    New: 3 files, 0 symlinks
    2311396 bytes transferred in 14 seconds (166.2K/s)

    lftp> ls grep
    drwxrwsr-x   3 cygwin   cygstage     4096 Oct 12 19:47 .
    drwxrwsr-x   3 cygwin   cygstage     4096 Oct 12 18:28 ..
    -rw-r--r--   1 cygwin   cygstage      356 Oct 12 19:47 grep-2.14-3.hint
    -rw-r--r--   1 cygwin   cygstage   229284 Oct 12 19:47 grep-2.14-3.tar.xz
    -rw-r--r--   1 cygwin   cygstage  1204708 Oct 12 19:46 grep-2.14-3-src.tar.xz
    drwxrwsr-x   2 cygwin   cygstage     4096 Oct 12 19:47 grep-debuginfo

    lftp> ls grep/grep-debuginfo
    drwxrwsr-x   2 cygwin   cygstage     4096 Oct 12 19:47 .
    drwxrwsr-x   3 cygwin   cygstage     4096 Oct 12 19:47 ..
    -rw-r--r--   1 cygwin   cygstage      356 Oct 12 19:47 grep-debuginfo-2.14-3.hint
    -rw-r--r--   1 cygwin   cygstage   877404 Oct 12 19:47 grep-debuginfo-2.14-3.tar.xz

    lftp> put /dev/null -o !ready

Example lftp upload command line

    # command line to upload the time packages
    cd wherever
    lftp -c 'connect s; cd x86/release; mirror -eR time; put /dev/null -o !ready'

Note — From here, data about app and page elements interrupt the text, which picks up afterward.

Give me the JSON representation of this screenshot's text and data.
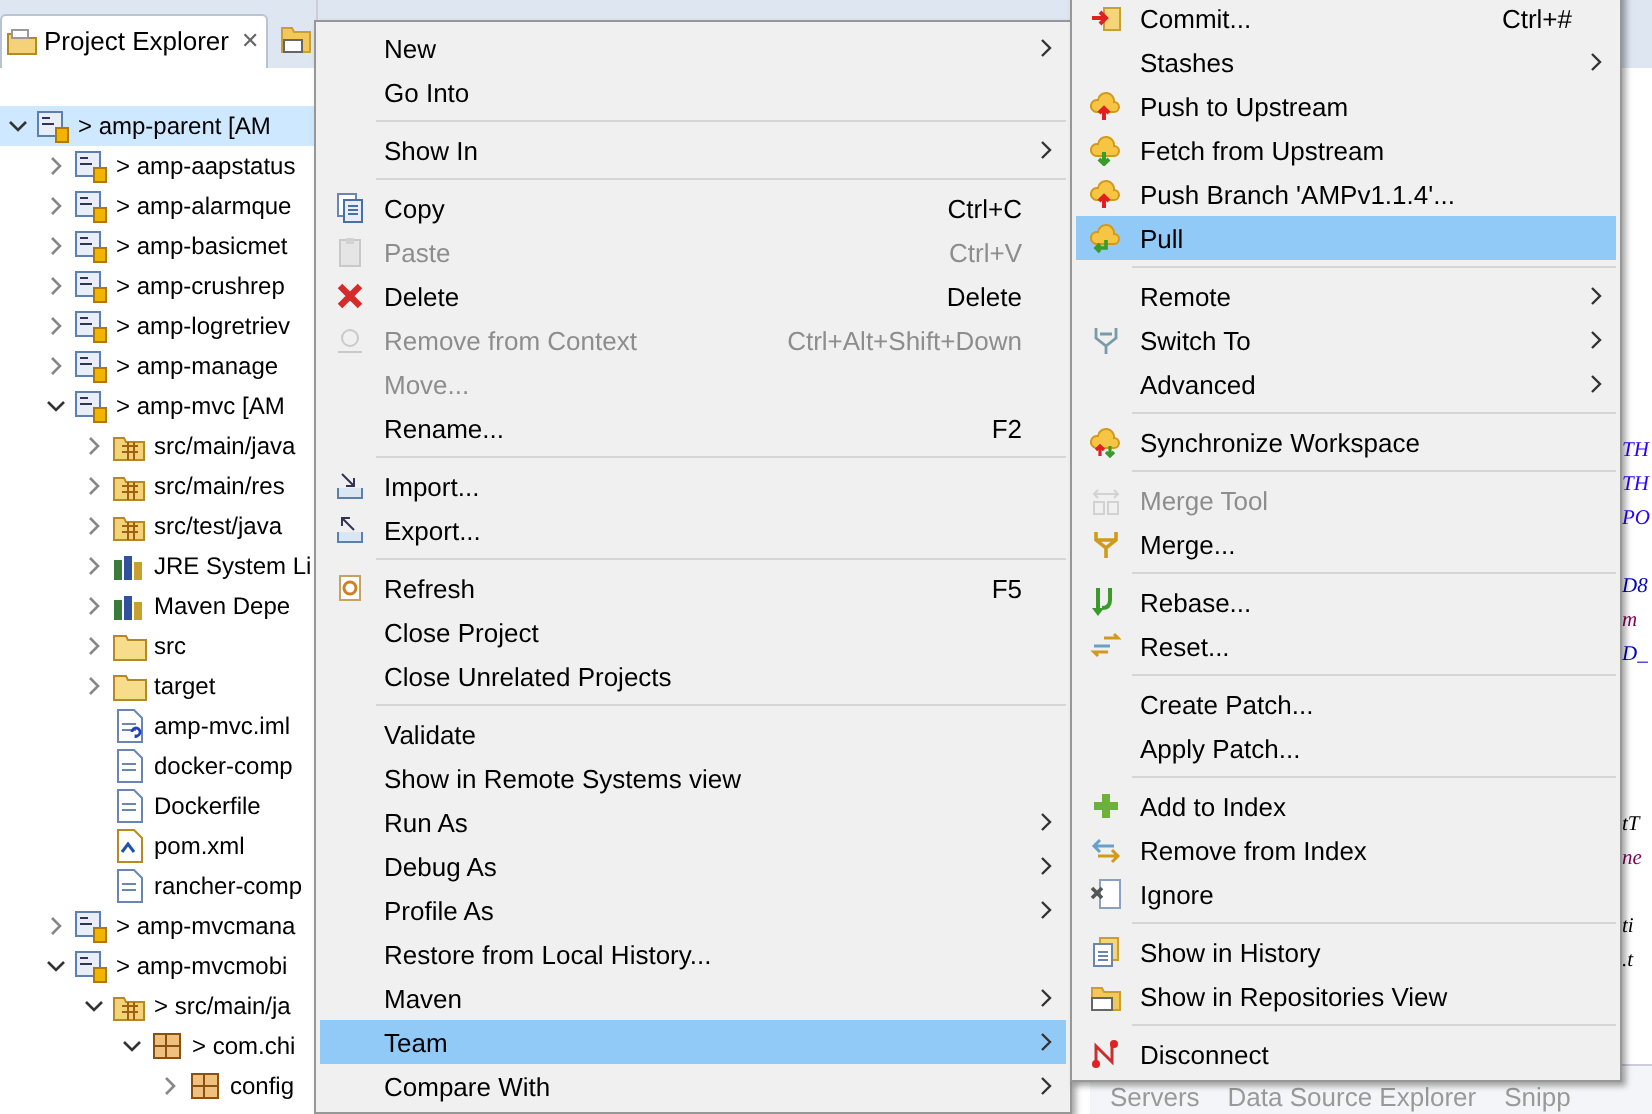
{
  "explorer": {
    "tab": {
      "title": "Project Explorer",
      "close": "✕"
    },
    "tree": [
      {
        "label": "> amp-parent  [AM",
        "kind": "project",
        "selected": true,
        "expanded": true,
        "children": [
          {
            "label": "> amp-aapstatus",
            "kind": "project",
            "selected": false,
            "expanded": false
          },
          {
            "label": "> amp-alarmque",
            "kind": "project",
            "selected": false,
            "expanded": false
          },
          {
            "label": "> amp-basicmet",
            "kind": "project",
            "selected": false,
            "expanded": false
          },
          {
            "label": "> amp-crushrep",
            "kind": "project",
            "selected": false,
            "expanded": false
          },
          {
            "label": "> amp-logretriev",
            "kind": "project",
            "selected": false,
            "expanded": false
          },
          {
            "label": "> amp-manage",
            "kind": "project",
            "selected": false,
            "expanded": false
          },
          {
            "label": "> amp-mvc  [AM",
            "kind": "project",
            "selected": false,
            "expanded": true,
            "children": [
              {
                "label": "src/main/java",
                "kind": "source-folder",
                "selected": false,
                "expanded": false
              },
              {
                "label": "src/main/res",
                "kind": "source-folder",
                "selected": false,
                "expanded": false
              },
              {
                "label": "src/test/java",
                "kind": "source-folder",
                "selected": false,
                "expanded": false
              },
              {
                "label": "JRE System Li",
                "kind": "library",
                "selected": false,
                "expanded": false
              },
              {
                "label": "Maven Depe",
                "kind": "library",
                "selected": false,
                "expanded": false
              },
              {
                "label": "src",
                "kind": "folder",
                "selected": false,
                "expanded": false
              },
              {
                "label": "target",
                "kind": "folder",
                "selected": false,
                "expanded": false
              },
              {
                "label": "amp-mvc.iml",
                "kind": "unknown-file",
                "selected": false
              },
              {
                "label": "docker-comp",
                "kind": "file",
                "selected": false
              },
              {
                "label": "Dockerfile",
                "kind": "file",
                "selected": false
              },
              {
                "label": "pom.xml",
                "kind": "xml-file",
                "selected": false
              },
              {
                "label": "rancher-comp",
                "kind": "file",
                "selected": false
              }
            ]
          },
          {
            "label": "> amp-mvcmana",
            "kind": "project",
            "selected": false,
            "expanded": false
          },
          {
            "label": "> amp-mvcmobi",
            "kind": "project",
            "selected": false,
            "expanded": true,
            "children": [
              {
                "label": "> src/main/ja",
                "kind": "source-folder",
                "selected": false,
                "expanded": true,
                "children": [
                  {
                    "label": "> com.chi",
                    "kind": "package",
                    "selected": false,
                    "expanded": true,
                    "children": [
                      {
                        "label": "config",
                        "kind": "package",
                        "selected": false,
                        "expanded": false
                      }
                    ]
                  }
                ]
              }
            ]
          }
        ]
      }
    ]
  },
  "editor": {
    "code_fragments": [
      {
        "text": "TH",
        "color": "#2a00ff"
      },
      {
        "text": "TH",
        "color": "#2a00ff"
      },
      {
        "text": "PO",
        "color": "#2a00ff"
      },
      {
        "text": "D8",
        "color": "#0000c0"
      },
      {
        "text": "m",
        "color": "#7f0055"
      },
      {
        "text": "D_",
        "color": "#0000c0"
      },
      {
        "text": "tT",
        "color": "#000000"
      },
      {
        "text": "ne",
        "color": "#7f0055"
      },
      {
        "text": "ti",
        "color": "#000000"
      },
      {
        "text": ".t",
        "color": "#000000"
      }
    ],
    "bottom_tabs": [
      "Servers",
      "Data Source Explorer",
      "Snipp"
    ]
  },
  "context_menu": {
    "items": [
      {
        "kind": "item",
        "label": "New",
        "submenu": true,
        "disabled": false,
        "selected": false
      },
      {
        "kind": "item",
        "label": "Go Into",
        "submenu": false,
        "disabled": false,
        "selected": false
      },
      {
        "kind": "separator"
      },
      {
        "kind": "item",
        "label": "Show In",
        "submenu": true,
        "disabled": false,
        "selected": false
      },
      {
        "kind": "separator"
      },
      {
        "kind": "item",
        "label": "Copy",
        "shortcut": "Ctrl+C",
        "submenu": false,
        "disabled": false,
        "selected": false
      },
      {
        "kind": "item",
        "label": "Paste",
        "shortcut": "Ctrl+V",
        "submenu": false,
        "disabled": true,
        "selected": false
      },
      {
        "kind": "item",
        "label": "Delete",
        "shortcut": "Delete",
        "submenu": false,
        "disabled": false,
        "selected": false
      },
      {
        "kind": "item",
        "label": "Remove from Context",
        "shortcut": "Ctrl+Alt+Shift+Down",
        "submenu": false,
        "disabled": true,
        "selected": false
      },
      {
        "kind": "item",
        "label": "Move...",
        "submenu": false,
        "disabled": true,
        "selected": false
      },
      {
        "kind": "item",
        "label": "Rename...",
        "shortcut": "F2",
        "submenu": false,
        "disabled": false,
        "selected": false
      },
      {
        "kind": "separator"
      },
      {
        "kind": "item",
        "label": "Import...",
        "submenu": false,
        "disabled": false,
        "selected": false
      },
      {
        "kind": "item",
        "label": "Export...",
        "submenu": false,
        "disabled": false,
        "selected": false
      },
      {
        "kind": "separator"
      },
      {
        "kind": "item",
        "label": "Refresh",
        "shortcut": "F5",
        "submenu": false,
        "disabled": false,
        "selected": false
      },
      {
        "kind": "item",
        "label": "Close Project",
        "submenu": false,
        "disabled": false,
        "selected": false
      },
      {
        "kind": "item",
        "label": "Close Unrelated Projects",
        "submenu": false,
        "disabled": false,
        "selected": false
      },
      {
        "kind": "separator"
      },
      {
        "kind": "item",
        "label": "Validate",
        "submenu": false,
        "disabled": false,
        "selected": false
      },
      {
        "kind": "item",
        "label": "Show in Remote Systems view",
        "submenu": false,
        "disabled": false,
        "selected": false
      },
      {
        "kind": "item",
        "label": "Run As",
        "submenu": true,
        "disabled": false,
        "selected": false
      },
      {
        "kind": "item",
        "label": "Debug As",
        "submenu": true,
        "disabled": false,
        "selected": false
      },
      {
        "kind": "item",
        "label": "Profile As",
        "submenu": true,
        "disabled": false,
        "selected": false
      },
      {
        "kind": "item",
        "label": "Restore from Local History...",
        "submenu": false,
        "disabled": false,
        "selected": false
      },
      {
        "kind": "item",
        "label": "Maven",
        "submenu": true,
        "disabled": false,
        "selected": false
      },
      {
        "kind": "item",
        "label": "Team",
        "submenu": true,
        "disabled": false,
        "selected": true
      },
      {
        "kind": "item",
        "label": "Compare With",
        "submenu": true,
        "disabled": false,
        "selected": false
      }
    ]
  },
  "team_submenu": {
    "items": [
      {
        "kind": "item",
        "label": "Commit...",
        "shortcut": "Ctrl+#",
        "submenu": false,
        "disabled": false,
        "selected": false
      },
      {
        "kind": "item",
        "label": "Stashes",
        "submenu": true,
        "disabled": false,
        "selected": false
      },
      {
        "kind": "item",
        "label": "Push to Upstream",
        "submenu": false,
        "disabled": false,
        "selected": false
      },
      {
        "kind": "item",
        "label": "Fetch from Upstream",
        "submenu": false,
        "disabled": false,
        "selected": false
      },
      {
        "kind": "item",
        "label": "Push Branch 'AMPv1.1.4'...",
        "submenu": false,
        "disabled": false,
        "selected": false
      },
      {
        "kind": "item",
        "label": "Pull",
        "submenu": false,
        "disabled": false,
        "selected": true
      },
      {
        "kind": "separator"
      },
      {
        "kind": "item",
        "label": "Remote",
        "submenu": true,
        "disabled": false,
        "selected": false
      },
      {
        "kind": "item",
        "label": "Switch To",
        "submenu": true,
        "disabled": false,
        "selected": false
      },
      {
        "kind": "item",
        "label": "Advanced",
        "submenu": true,
        "disabled": false,
        "selected": false
      },
      {
        "kind": "separator"
      },
      {
        "kind": "item",
        "label": "Synchronize Workspace",
        "submenu": false,
        "disabled": false,
        "selected": false
      },
      {
        "kind": "separator"
      },
      {
        "kind": "item",
        "label": "Merge Tool",
        "submenu": false,
        "disabled": true,
        "selected": false
      },
      {
        "kind": "item",
        "label": "Merge...",
        "submenu": false,
        "disabled": false,
        "selected": false
      },
      {
        "kind": "separator"
      },
      {
        "kind": "item",
        "label": "Rebase...",
        "submenu": false,
        "disabled": false,
        "selected": false
      },
      {
        "kind": "item",
        "label": "Reset...",
        "submenu": false,
        "disabled": false,
        "selected": false
      },
      {
        "kind": "separator"
      },
      {
        "kind": "item",
        "label": "Create Patch...",
        "submenu": false,
        "disabled": false,
        "selected": false
      },
      {
        "kind": "item",
        "label": "Apply Patch...",
        "submenu": false,
        "disabled": false,
        "selected": false
      },
      {
        "kind": "separator"
      },
      {
        "kind": "item",
        "label": "Add to Index",
        "submenu": false,
        "disabled": false,
        "selected": false
      },
      {
        "kind": "item",
        "label": "Remove from Index",
        "submenu": false,
        "disabled": false,
        "selected": false
      },
      {
        "kind": "item",
        "label": "Ignore",
        "submenu": false,
        "disabled": false,
        "selected": false
      },
      {
        "kind": "separator"
      },
      {
        "kind": "item",
        "label": "Show in History",
        "submenu": false,
        "disabled": false,
        "selected": false
      },
      {
        "kind": "item",
        "label": "Show in Repositories View",
        "submenu": false,
        "disabled": false,
        "selected": false
      },
      {
        "kind": "separator"
      },
      {
        "kind": "item",
        "label": "Disconnect",
        "submenu": false,
        "disabled": false,
        "selected": false
      }
    ]
  }
}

The package directories should exactly mirror what is currently in the release directory. So, it should be a hierarchy containing .tar.xz files and .hint files.

The !ready file is used to tell calm (the script which creates setup.ini) that any files older than this file in or under the given directory should be processed. The intent is that you create !ready when you have finished uploading everything that you plan on uploading.

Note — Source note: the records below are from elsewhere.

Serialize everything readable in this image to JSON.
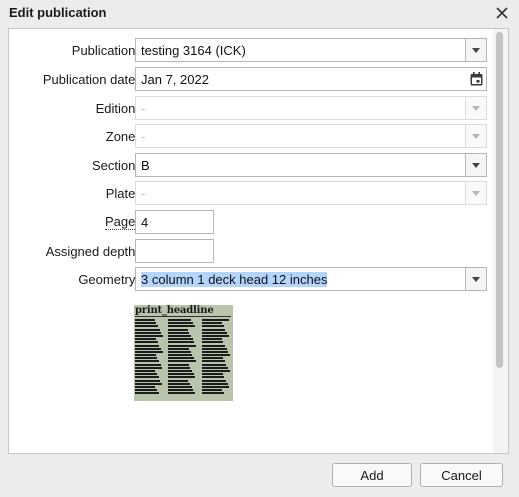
{
  "dialog": {
    "title": "Edit publication",
    "close_icon": "close-icon"
  },
  "form": {
    "publication": {
      "label": "Publication:",
      "value": "testing 3164 (ICK)"
    },
    "publication_date": {
      "label": "Publication date:",
      "value": "Jan 7, 2022",
      "icon": "calendar-icon"
    },
    "edition": {
      "label": "Edition:",
      "value": "-"
    },
    "zone": {
      "label": "Zone:",
      "value": "-"
    },
    "section": {
      "label": "Section:",
      "value": "B"
    },
    "plate": {
      "label": "Plate:",
      "value": "-"
    },
    "page": {
      "label": "Page:",
      "value": "4"
    },
    "assigned_depth": {
      "label": "Assigned depth:",
      "value": ""
    },
    "geometry": {
      "label": "Geometry:",
      "value": "3 column 1 deck head 12 inches"
    }
  },
  "preview": {
    "headline": "print_headline",
    "background_color": "#b9c4ad"
  },
  "footer": {
    "add_label": "Add",
    "cancel_label": "Cancel"
  }
}
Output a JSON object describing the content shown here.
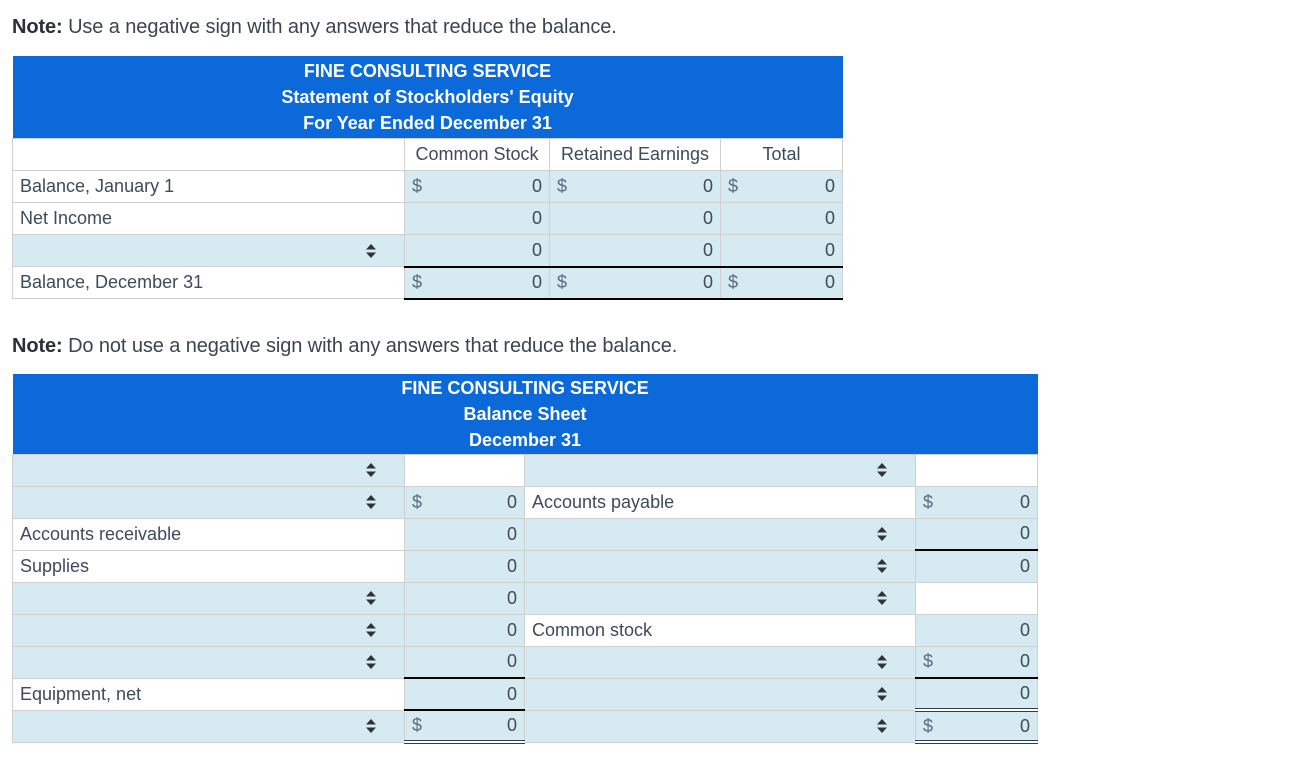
{
  "note1": {
    "bold": "Note:",
    "text": " Use a negative sign with any answers that reduce the balance."
  },
  "note2": {
    "bold": "Note:",
    "text": " Do not use a negative sign with any answers that reduce the balance."
  },
  "equity": {
    "title1": "FINE CONSULTING SERVICE",
    "title2": "Statement of Stockholders' Equity",
    "title3": "For Year Ended December 31",
    "columns": [
      "Common Stock",
      "Retained Earnings",
      "Total"
    ],
    "currency": "$",
    "rows": [
      {
        "label": "Balance, January 1",
        "values": [
          "0",
          "0",
          "0"
        ]
      },
      {
        "label": "Net Income",
        "values": [
          "0",
          "0",
          "0"
        ]
      },
      {
        "label": "",
        "values": [
          "0",
          "0",
          "0"
        ]
      },
      {
        "label": "Balance, December 31",
        "values": [
          "0",
          "0",
          "0"
        ]
      }
    ]
  },
  "balance": {
    "title1": "FINE CONSULTING SERVICE",
    "title2": "Balance Sheet",
    "title3": "December 31",
    "currency": "$",
    "left": [
      {
        "label": "",
        "value": ""
      },
      {
        "label": "",
        "value": "0"
      },
      {
        "label": "Accounts receivable",
        "value": "0"
      },
      {
        "label": "Supplies",
        "value": "0"
      },
      {
        "label": "",
        "value": "0"
      },
      {
        "label": "",
        "value": "0"
      },
      {
        "label": "",
        "value": "0"
      },
      {
        "label": "Equipment, net",
        "value": "0"
      },
      {
        "label": "",
        "value": "0"
      }
    ],
    "right": [
      {
        "label": "",
        "value": ""
      },
      {
        "label": "Accounts payable",
        "value": "0"
      },
      {
        "label": "",
        "value": "0"
      },
      {
        "label": "",
        "value": "0"
      },
      {
        "label": "",
        "value": ""
      },
      {
        "label": "Common stock",
        "value": "0"
      },
      {
        "label": "",
        "value": "0"
      },
      {
        "label": "",
        "value": "0"
      },
      {
        "label": "",
        "value": "0"
      }
    ]
  },
  "icons": {
    "select": "up-down-arrows-icon"
  }
}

Note: !ready files should not be created in the root of your upload directory, i.e. they should be in the architecture directories x86, x86_64 and noarch or in the package directories themselves.

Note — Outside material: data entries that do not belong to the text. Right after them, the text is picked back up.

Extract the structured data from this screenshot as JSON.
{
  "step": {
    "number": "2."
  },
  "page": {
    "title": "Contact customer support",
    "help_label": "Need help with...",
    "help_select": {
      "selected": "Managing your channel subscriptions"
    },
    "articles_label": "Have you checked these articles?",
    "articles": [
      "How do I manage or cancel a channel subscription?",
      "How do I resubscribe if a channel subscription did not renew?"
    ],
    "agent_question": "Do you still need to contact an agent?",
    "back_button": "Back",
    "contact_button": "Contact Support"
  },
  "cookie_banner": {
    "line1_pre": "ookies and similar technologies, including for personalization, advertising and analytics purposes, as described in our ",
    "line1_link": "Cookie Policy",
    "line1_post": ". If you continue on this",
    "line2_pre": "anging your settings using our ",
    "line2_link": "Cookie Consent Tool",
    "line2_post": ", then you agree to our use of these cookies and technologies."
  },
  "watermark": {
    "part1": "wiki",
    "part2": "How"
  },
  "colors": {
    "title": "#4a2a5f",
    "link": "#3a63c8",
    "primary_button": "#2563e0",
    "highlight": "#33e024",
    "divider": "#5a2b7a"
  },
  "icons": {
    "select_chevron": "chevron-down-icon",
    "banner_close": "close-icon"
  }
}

calm will scan the upload directories for packages that are ready, and, if there are no errors, move the packages into the real release area. New directories in the release area will be created as needed. If there are errors then setup.ini will not be updated and the release area will remain unchanged.

Getting reports

The !email file in the root of your upload directory contains a list of email address (one per line) where any calm reports on your packages should be sent. This file is initially created containing the email address from which the ssh key was sent.

If this file is empty or missing, you won't get email when calm finds issues with what was uploaded.

For historical reasons, this file can also be named !mail.

Removing files from the Cygwin distribution

Removing files is not normally needed, as old versions (as determined by the package expiry settings, which can be configured with keep*: lines in override.hint) will be removed automatically.

However, if you do need to remove a file from the distribution, upload an empty file with the name of the file that you want deleted, prefixed with a "-".

For example, if you want to delete the file foo-1.2-1.tar.xz then upload an empty file named -foo-1.2-1.tar.xz

Note that this will not cause setup to automatically downgrade to the previous version of foo, if foo-1.2-1 was installed before it was removed. If a superseding version does not (yet) exist, downgrading can be configured by using a replace-versions: line in override.hint.

Note that files are not actually deleted; they are moved to a vault where they will be removed after some indeterminate amount of time.

Frequently Asked Questions

Q) Why can't I login via sftp?

A) There are two likely reasons for login failures:

  1. You're not using the ssh key provided when you set up your account.
  2. You are not logging in as the cygwin user. You need to login as user cygwin with no password.

Q) I don't understand the errors in an emailed calm upload report!

A) Ask on the cygwin-apps mailing list, or the #cygwin-developers IRC channel.